The Canadian currency sank to a session low of C$0.9970 against the U.S. dollar, or $1.0030, after data showed the economy lost 30,400 jobs in July in a third disappointing month for the labor market.
“I don’t think the market ever fully believed in the Bank of Canada’s fairly hawkish tone, but it certainly dampens expectations for rate hikes in Canada,” said Camilla Sutton, chief currency strategist at Scotiabank.
But the currency clawed back from its weak point to end at C$0.9910, or $1.0091, a hair higher from its North American finish at C$0.9920 versus the U.S. currency, or $1.0081.
The currency rose around 1 percent for the week, its fifth straight weekly climb.
“What the price action today would indicate, in terms of the move lower in dollar/Canada, it would be based on some squaring of long dollar positions heading into the weekend. Nothing more, nothing less,” said Jack Spitz, managing director of foreign exchange at National Bank Financial.
“Euro is still trading the range. Dollar/Canada is still holding above the calendar low, but the move today has served to counteract the negative implications of that miss we saw earlier today,” he added, referring to the employment report.
The data showed net job losses resulted from the elimination of 51,600 part-time positions, which offset the 21,300 full-time jobs created, according to Statistics Canada data on Friday. There was little change in both public and private sector employment.
The jobless rate climbed to 7.3 percent from 7.2 percent, with the biggest layoffs in wholesale and retail trade and in professional, scientific and technical services.
The market had expected some 9,000 jobs to be created in July after mediocre gains of 7,300 in June and 7,700 in May.

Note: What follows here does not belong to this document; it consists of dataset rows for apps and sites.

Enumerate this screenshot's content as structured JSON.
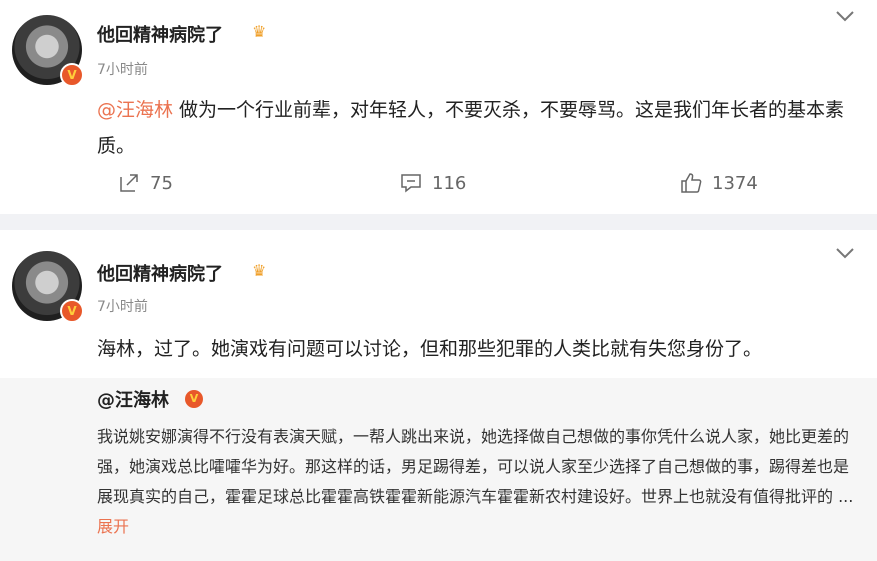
{
  "posts": [
    {
      "username": "他回精神病院了",
      "time": "7小时前",
      "mention": "@汪海林",
      "text": " 做为一个行业前辈，对年轻人，不要灭杀，不要辱骂。这是我们年长者的基本素质。",
      "actions": {
        "repost": "75",
        "comment": "116",
        "like": "1374"
      }
    },
    {
      "username": "他回精神病院了",
      "time": "7小时前",
      "text": "海林，过了。她演戏有问题可以讨论，但和那些犯罪的人类比就有失您身份了。",
      "quote": {
        "author": "@汪海林",
        "text": "我说姚安娜演得不行没有表演天赋，一帮人跳出来说，她选择做自己想做的事你凭什么说人家，她比更差的强，她演戏总比嚯嚯华为好。那这样的话，男足踢得差，可以说人家至少选择了自己想做的事，踢得差也是展现真实的自己，霍霍足球总比霍霍高铁霍霍新能源汽车霍霍新农村建设好。世界上也就没有值得批评的 ",
        "ellipsis": "... ",
        "expand": "展开"
      }
    }
  ],
  "icons": {
    "verified": "verified-badge-icon",
    "crown": "crown-icon",
    "more": "chevron-down-icon",
    "repost": "repost-icon",
    "comment": "comment-icon",
    "like": "like-icon"
  },
  "colors": {
    "accent": "#eb7350",
    "badge": "#e8582a",
    "muted": "#8a8a8a"
  }
}
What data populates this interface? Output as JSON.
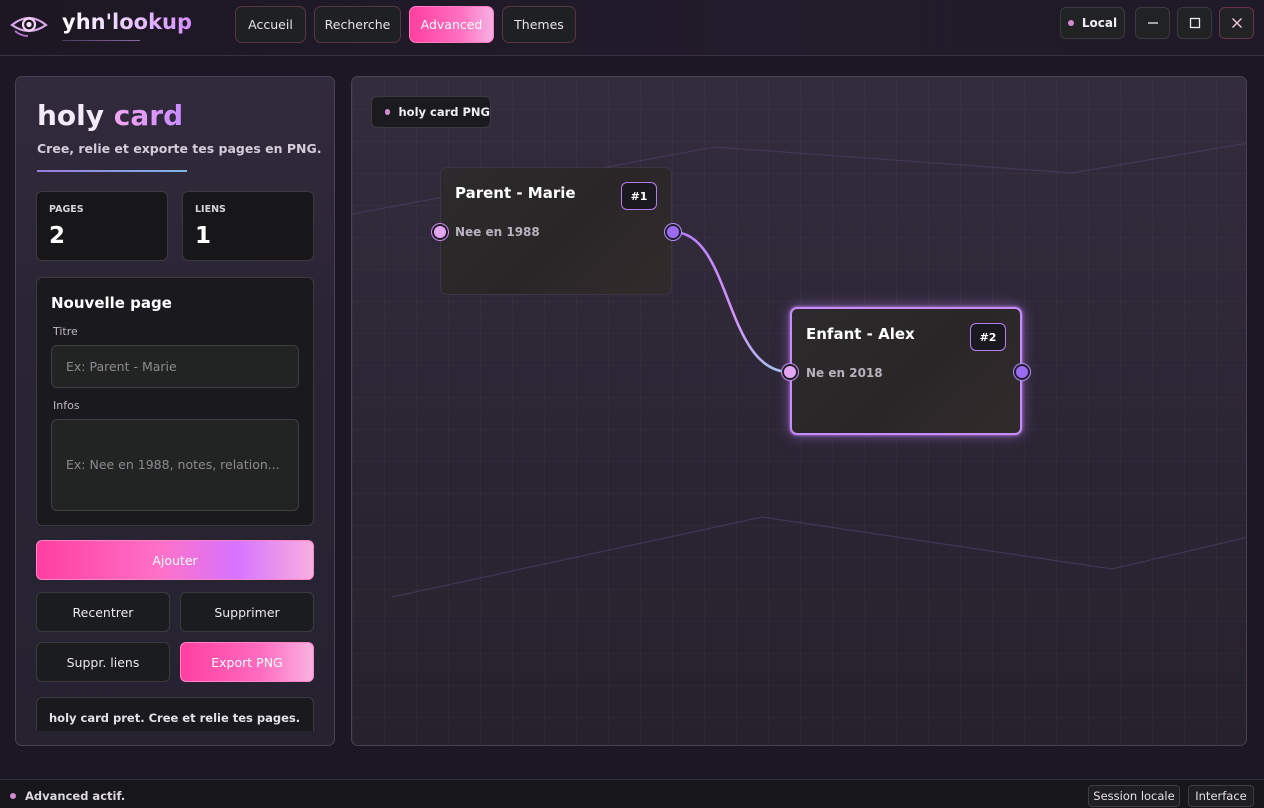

Apart from those key events there was little to sway the currency, said Spitz.
Global shares lost momentum on Friday, at one points falling for the first time in five days, on weak Chinese trade data. Declines were limited by expectations policymakers could act to shore up the world’s economies. Toronto and U.S. stocks were little changed most of the day, but mostly ended higher. <MKTS/GLOB>.N.TO
Stock markets’ recent rally has been underpinned by comments by European Central Bank President Mario Draghi two weeks ago that the central bank was “ready to do whatever it takes to preserve the euro,” raising hopes of heavy bond buying to aid Spain and Italy.
The Canadian dollar notched a mixed performance against its major currency peers. It outperformed the U.S. dollar, euro and Australian dollar, but underperformed the New Zealand dollar, sterling and yen. Spitz said Canadian dollar resistance would likely be at C$0.9900-10 versus the greenback.
Canadian bond prices were mostly higher. The two-year bond edged up 6 Canadian cents to yield 1.132 percent, and the benchmark 10-year bond was up 26 Canadian cents to yield 1.783 percent.
Additional reporting by Alastair Sharp; Editing by Kenneth Barry and Leslie Adler